* [The task]: Copy every record verbatim but exclude the pictures.
** Opening Dataset records block **
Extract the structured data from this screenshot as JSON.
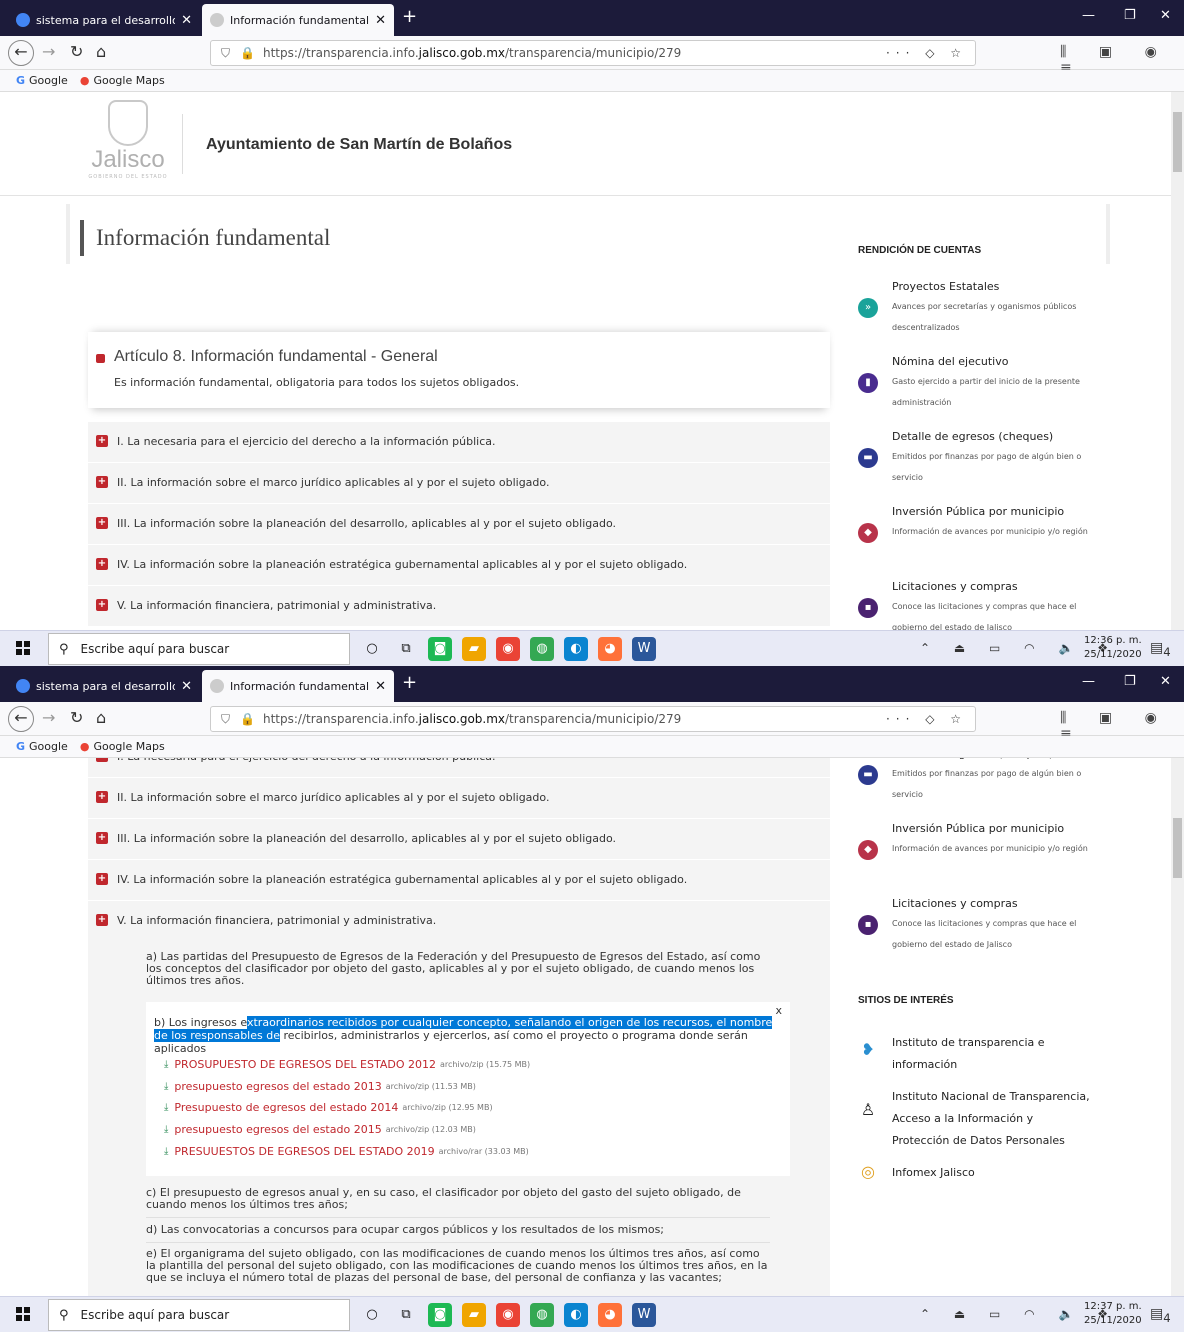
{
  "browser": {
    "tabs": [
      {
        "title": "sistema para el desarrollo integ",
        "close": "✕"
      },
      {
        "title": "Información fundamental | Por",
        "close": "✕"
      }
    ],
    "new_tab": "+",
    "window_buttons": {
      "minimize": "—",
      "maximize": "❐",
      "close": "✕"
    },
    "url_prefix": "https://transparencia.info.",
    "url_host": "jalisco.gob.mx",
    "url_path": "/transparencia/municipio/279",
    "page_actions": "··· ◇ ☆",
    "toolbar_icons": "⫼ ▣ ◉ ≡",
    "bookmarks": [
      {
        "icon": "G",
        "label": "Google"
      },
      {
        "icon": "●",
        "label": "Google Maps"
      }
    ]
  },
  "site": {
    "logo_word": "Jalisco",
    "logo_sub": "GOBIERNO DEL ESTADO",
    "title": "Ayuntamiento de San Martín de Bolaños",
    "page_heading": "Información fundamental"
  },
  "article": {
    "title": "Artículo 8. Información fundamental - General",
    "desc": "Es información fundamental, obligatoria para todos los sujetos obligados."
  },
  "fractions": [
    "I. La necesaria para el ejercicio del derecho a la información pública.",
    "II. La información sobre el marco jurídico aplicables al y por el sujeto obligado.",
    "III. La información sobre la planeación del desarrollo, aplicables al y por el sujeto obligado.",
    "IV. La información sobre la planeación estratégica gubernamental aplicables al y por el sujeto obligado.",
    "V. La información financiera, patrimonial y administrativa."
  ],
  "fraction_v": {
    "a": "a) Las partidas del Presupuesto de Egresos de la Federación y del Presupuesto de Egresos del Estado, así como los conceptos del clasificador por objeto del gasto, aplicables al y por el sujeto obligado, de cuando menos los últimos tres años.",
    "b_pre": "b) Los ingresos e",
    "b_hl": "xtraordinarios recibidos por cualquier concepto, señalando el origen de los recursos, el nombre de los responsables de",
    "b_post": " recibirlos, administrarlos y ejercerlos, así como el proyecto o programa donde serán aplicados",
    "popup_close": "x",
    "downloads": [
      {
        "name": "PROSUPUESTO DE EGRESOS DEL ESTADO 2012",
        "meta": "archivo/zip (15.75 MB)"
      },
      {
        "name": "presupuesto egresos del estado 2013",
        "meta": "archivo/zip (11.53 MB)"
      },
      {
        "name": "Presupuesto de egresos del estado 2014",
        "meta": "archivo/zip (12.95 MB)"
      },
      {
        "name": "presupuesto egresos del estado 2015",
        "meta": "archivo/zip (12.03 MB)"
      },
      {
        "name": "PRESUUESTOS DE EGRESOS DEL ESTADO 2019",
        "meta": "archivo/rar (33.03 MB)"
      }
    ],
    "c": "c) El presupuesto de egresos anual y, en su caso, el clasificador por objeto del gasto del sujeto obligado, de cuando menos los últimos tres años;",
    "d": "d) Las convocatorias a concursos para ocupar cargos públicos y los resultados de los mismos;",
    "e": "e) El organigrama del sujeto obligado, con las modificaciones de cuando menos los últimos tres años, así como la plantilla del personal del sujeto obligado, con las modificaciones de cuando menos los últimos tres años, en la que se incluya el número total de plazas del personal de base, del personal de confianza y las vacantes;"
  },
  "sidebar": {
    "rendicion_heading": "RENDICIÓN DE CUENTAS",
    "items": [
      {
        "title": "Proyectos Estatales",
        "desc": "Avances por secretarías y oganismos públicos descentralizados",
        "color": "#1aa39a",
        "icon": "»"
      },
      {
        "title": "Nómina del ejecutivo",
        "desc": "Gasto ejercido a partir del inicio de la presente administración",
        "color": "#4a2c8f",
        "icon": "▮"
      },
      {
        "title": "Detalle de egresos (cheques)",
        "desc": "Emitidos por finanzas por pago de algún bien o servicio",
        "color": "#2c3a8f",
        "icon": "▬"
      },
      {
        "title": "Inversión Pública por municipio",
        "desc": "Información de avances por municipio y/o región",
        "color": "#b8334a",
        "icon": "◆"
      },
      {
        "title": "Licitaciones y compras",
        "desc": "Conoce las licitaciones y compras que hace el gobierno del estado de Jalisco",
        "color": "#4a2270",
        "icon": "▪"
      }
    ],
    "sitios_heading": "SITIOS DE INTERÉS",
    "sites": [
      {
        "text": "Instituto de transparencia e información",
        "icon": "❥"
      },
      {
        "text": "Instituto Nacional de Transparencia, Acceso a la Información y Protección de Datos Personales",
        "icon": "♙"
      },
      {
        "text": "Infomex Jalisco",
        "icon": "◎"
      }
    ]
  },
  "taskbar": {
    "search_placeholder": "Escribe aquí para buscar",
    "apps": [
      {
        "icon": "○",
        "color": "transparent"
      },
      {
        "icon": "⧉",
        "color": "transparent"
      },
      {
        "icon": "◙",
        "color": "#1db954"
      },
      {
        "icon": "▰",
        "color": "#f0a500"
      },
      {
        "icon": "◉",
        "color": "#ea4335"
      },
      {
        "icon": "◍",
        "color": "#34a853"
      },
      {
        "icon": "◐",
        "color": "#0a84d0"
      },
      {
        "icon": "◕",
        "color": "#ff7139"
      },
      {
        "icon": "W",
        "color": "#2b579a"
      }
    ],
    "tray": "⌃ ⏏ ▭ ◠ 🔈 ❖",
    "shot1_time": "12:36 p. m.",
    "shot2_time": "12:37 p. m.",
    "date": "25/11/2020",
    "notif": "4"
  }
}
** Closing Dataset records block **
* [Answer box]:
Extract the structured data from this screenshot as JSON.
{
  "browser": {
    "tabs": [
      {
        "title": "sistema para el desarrollo integ",
        "close": "✕"
      },
      {
        "title": "Información fundamental | Por",
        "close": "✕"
      }
    ],
    "new_tab": "+",
    "window_buttons": {
      "minimize": "—",
      "maximize": "❐",
      "close": "✕"
    },
    "url_prefix": "https://transparencia.info.",
    "url_host": "jalisco.gob.mx",
    "url_path": "/transparencia/municipio/279",
    "page_actions": "··· ◇ ☆",
    "toolbar_icons": "⫼ ▣ ◉ ≡",
    "bookmarks": [
      {
        "icon": "G",
        "label": "Google"
      },
      {
        "icon": "●",
        "label": "Google Maps"
      }
    ]
  },
  "site": {
    "logo_word": "Jalisco",
    "logo_sub": "GOBIERNO DEL ESTADO",
    "title": "Ayuntamiento de San Martín de Bolaños",
    "page_heading": "Información fundamental"
  },
  "article": {
    "title": "Artículo 8. Información fundamental - General",
    "desc": "Es información fundamental, obligatoria para todos los sujetos obligados."
  },
  "fractions": [
    "I. La necesaria para el ejercicio del derecho a la información pública.",
    "II. La información sobre el marco jurídico aplicables al y por el sujeto obligado.",
    "III. La información sobre la planeación del desarrollo, aplicables al y por el sujeto obligado.",
    "IV. La información sobre la planeación estratégica gubernamental aplicables al y por el sujeto obligado.",
    "V. La información financiera, patrimonial y administrativa."
  ],
  "fraction_v": {
    "a": "a) Las partidas del Presupuesto de Egresos de la Federación y del Presupuesto de Egresos del Estado, así como los conceptos del clasificador por objeto del gasto, aplicables al y por el sujeto obligado, de cuando menos los últimos tres años.",
    "b_pre": "b) Los ingresos e",
    "b_hl": "xtraordinarios recibidos por cualquier concepto, señalando el origen de los recursos, el nombre de los responsables de",
    "b_post": " recibirlos, administrarlos y ejercerlos, así como el proyecto o programa donde serán aplicados",
    "popup_close": "x",
    "downloads": [
      {
        "name": "PROSUPUESTO DE EGRESOS DEL ESTADO 2012",
        "meta": "archivo/zip (15.75 MB)"
      },
      {
        "name": "presupuesto egresos del estado 2013",
        "meta": "archivo/zip (11.53 MB)"
      },
      {
        "name": "Presupuesto de egresos del estado 2014",
        "meta": "archivo/zip (12.95 MB)"
      },
      {
        "name": "presupuesto egresos del estado 2015",
        "meta": "archivo/zip (12.03 MB)"
      },
      {
        "name": "PRESUUESTOS DE EGRESOS DEL ESTADO 2019",
        "meta": "archivo/rar (33.03 MB)"
      }
    ],
    "c": "c) El presupuesto de egresos anual y, en su caso, el clasificador por objeto del gasto del sujeto obligado, de cuando menos los últimos tres años;",
    "d": "d) Las convocatorias a concursos para ocupar cargos públicos y los resultados de los mismos;",
    "e": "e) El organigrama del sujeto obligado, con las modificaciones de cuando menos los últimos tres años, así como la plantilla del personal del sujeto obligado, con las modificaciones de cuando menos los últimos tres años, en la que se incluya el número total de plazas del personal de base, del personal de confianza y las vacantes;"
  },
  "sidebar": {
    "rendicion_heading": "RENDICIÓN DE CUENTAS",
    "items": [
      {
        "title": "Proyectos Estatales",
        "desc": "Avances por secretarías y oganismos públicos descentralizados",
        "color": "#1aa39a",
        "icon": "»"
      },
      {
        "title": "Nómina del ejecutivo",
        "desc": "Gasto ejercido a partir del inicio de la presente administración",
        "color": "#4a2c8f",
        "icon": "▮"
      },
      {
        "title": "Detalle de egresos (cheques)",
        "desc": "Emitidos por finanzas por pago de algún bien o servicio",
        "color": "#2c3a8f",
        "icon": "▬"
      },
      {
        "title": "Inversión Pública por municipio",
        "desc": "Información de avances por municipio y/o región",
        "color": "#b8334a",
        "icon": "◆"
      },
      {
        "title": "Licitaciones y compras",
        "desc": "Conoce las licitaciones y compras que hace el gobierno del estado de Jalisco",
        "color": "#4a2270",
        "icon": "▪"
      }
    ],
    "sitios_heading": "SITIOS DE INTERÉS",
    "sites": [
      {
        "text": "Instituto de transparencia e información",
        "icon": "❥"
      },
      {
        "text": "Instituto Nacional de Transparencia, Acceso a la Información y Protección de Datos Personales",
        "icon": "♙"
      },
      {
        "text": "Infomex Jalisco",
        "icon": "◎"
      }
    ]
  },
  "taskbar": {
    "search_placeholder": "Escribe aquí para buscar",
    "apps": [
      {
        "icon": "○",
        "color": "transparent"
      },
      {
        "icon": "⧉",
        "color": "transparent"
      },
      {
        "icon": "◙",
        "color": "#1db954"
      },
      {
        "icon": "▰",
        "color": "#f0a500"
      },
      {
        "icon": "◉",
        "color": "#ea4335"
      },
      {
        "icon": "◍",
        "color": "#34a853"
      },
      {
        "icon": "◐",
        "color": "#0a84d0"
      },
      {
        "icon": "◕",
        "color": "#ff7139"
      },
      {
        "icon": "W",
        "color": "#2b579a"
      }
    ],
    "tray": "⌃ ⏏ ▭ ◠ 🔈 ❖",
    "shot1_time": "12:36 p. m.",
    "shot2_time": "12:37 p. m.",
    "date": "25/11/2020",
    "notif": "4"
  }
}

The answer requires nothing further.